This set, Bob as Diablo performing "Hollow Body," is a piece that needs to be listened to either on headphones, or at high volume on a really good stereo, to be fully and deeply appreciated. In-browser ain't doin' it for this baby, not quite—not if you want to hear all the scuttling in the primordial ooze, and experience the rising power of the drone and the eventual chaos and crackle.
With these sessions and the eventual reposting thereof quickly becoming a regular three-person team, thanks must go again to Glenn L. for noise-friendly session engineering/live mix, and to Tracy Widdess for stepping on my photographs. Thanks again to Bob, and to Witchbeam for some impromptu co-hosting.
wmmberger on 04/06/2010 at 03:00PM
What kind of a ripple are you trying to create? Because there are so many kinds. There's the 2x4 to the face, often effective—I like it a LOT—and then there's the Fluorescent Vibes way: the subtle, the subliminal, the hinted at; the "it's ok if you get it, and it's ok if you don't" brand of putting it out there.
I knew these guys were gold the first time I heard them, or to be more accurate, put on their Possibilities cassette absentmindedly. I asked myself, "Is this an old Eno tape, one that I've played so many times, that it sounds like a band playing across the river, and the river is on fire?! Whoa, no, it's that Fluorescent Vibes thing I just bought from Paul Haney." From this crystal awareness came my invitation to Phillip and Corey to come join us live at the Castle.
And lest you think I'm talking strictly 70s-style Cluster & Eno emanations here, think again.
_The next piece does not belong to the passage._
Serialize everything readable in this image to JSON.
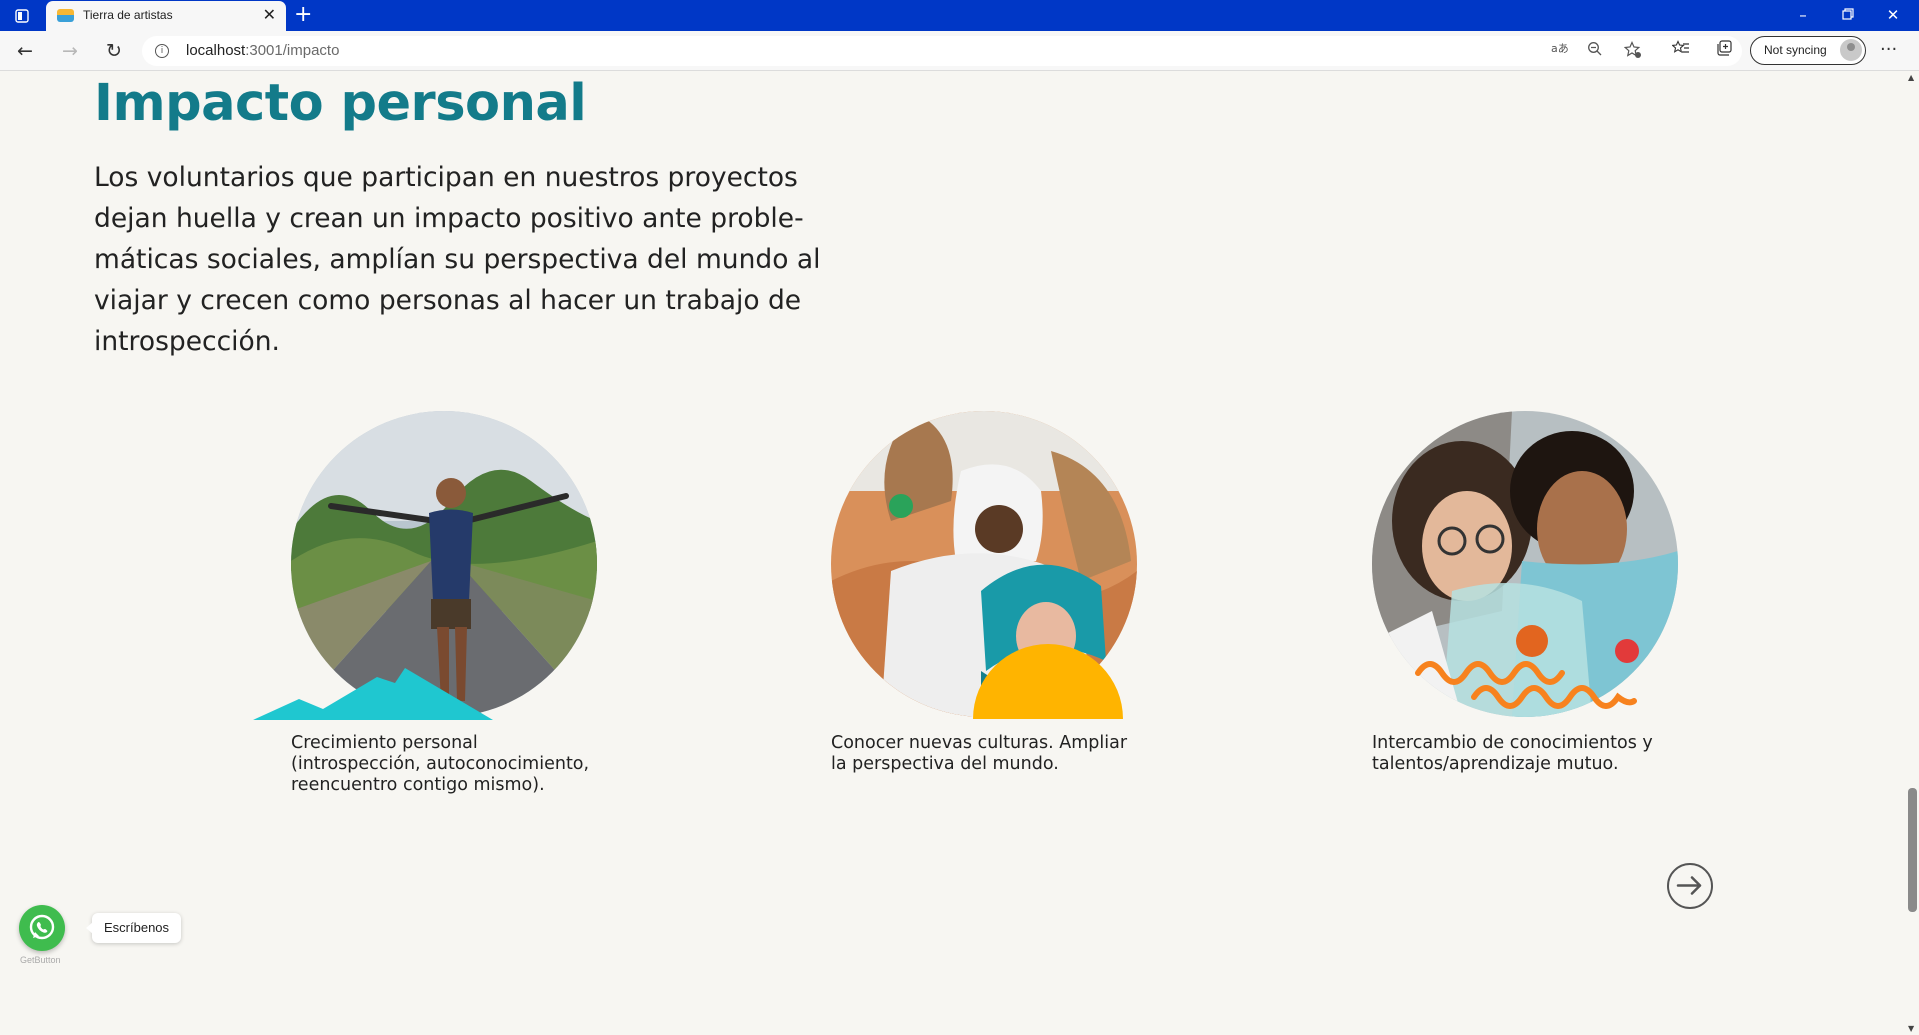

As these sets prove out, Fluorescent Vibes also rock the digital doppler with great finesse, similar to 90s favorites of mine like Microstoria and Hajsch.
These performances are delicate, thoughtful, and cluttered with sonic surprises and engaging, dissonant beauty. A great many thanks to the band for allowing me to title the sets, and that's where my two cents ends appropriately.
The usual accolades to Glenn L. for Conny Plank-like sensitivity to the material in mixing the live session, and to Tracy Widdess for her magical alterations of my crap photos of the band.
wmmberger on 03/20/2010 at 09:00AM
They came on like a Hoodootronic mind-melt, with analog bubbles, rips and tears. The Queen Witch Hecate guides and commands. One would be ill advised not to listen. They brought joy and prosperity to My Castle of Quiet and to WFMU.
The twin destinies of Telecult Powers and the My Castle of Quiet radio program seem quite naturally intertwined. I met Witchbeam at No Fun Fest in May 2009, and, after a brief but very interesting conversation, he presented me with my first Telecult Powers recording, the Double Action Reversible cassette. I had the tape rolling nice and loud a few days later, and had one of those "What the fuck is this I'm listening to? This is GREAT!" epiphanies. Roughly a month later, I returned to weekly broadcasting on WFMU after a 10+-year hiatus.
In July, Telecult Powers became the first band to play live on the Castle, and through Mister Matthews and Witchbeam, I've connected with many of the other great artists who've played on the show over the months, including Grasshopper, Slasher Risk and Todd Pendu. I was also thrilled to learn that by way of their appearance on WFMU, Telecult Powers have a feature article coming up in the next issue of Signal to Noise.
Witchbeam's wonderfully hybridacious rituals of Hoodoo and good old-fashioned LSD cosmiscity at their gigs have unquestionably benefited me personally, and I have no doubt that many other listeners, spectators and fans have been helped as well. The so-called Law of Attraction is not bullshit! In WFMU's time of need, our 2010 fundraising marathon (where things were going well, but not as super-amazingly well as we needed them to be), Telecult Powers returned to the show to work a little more magic. This time, they brought along a real-live rock star, Lala Harrison Ryan of Excepter.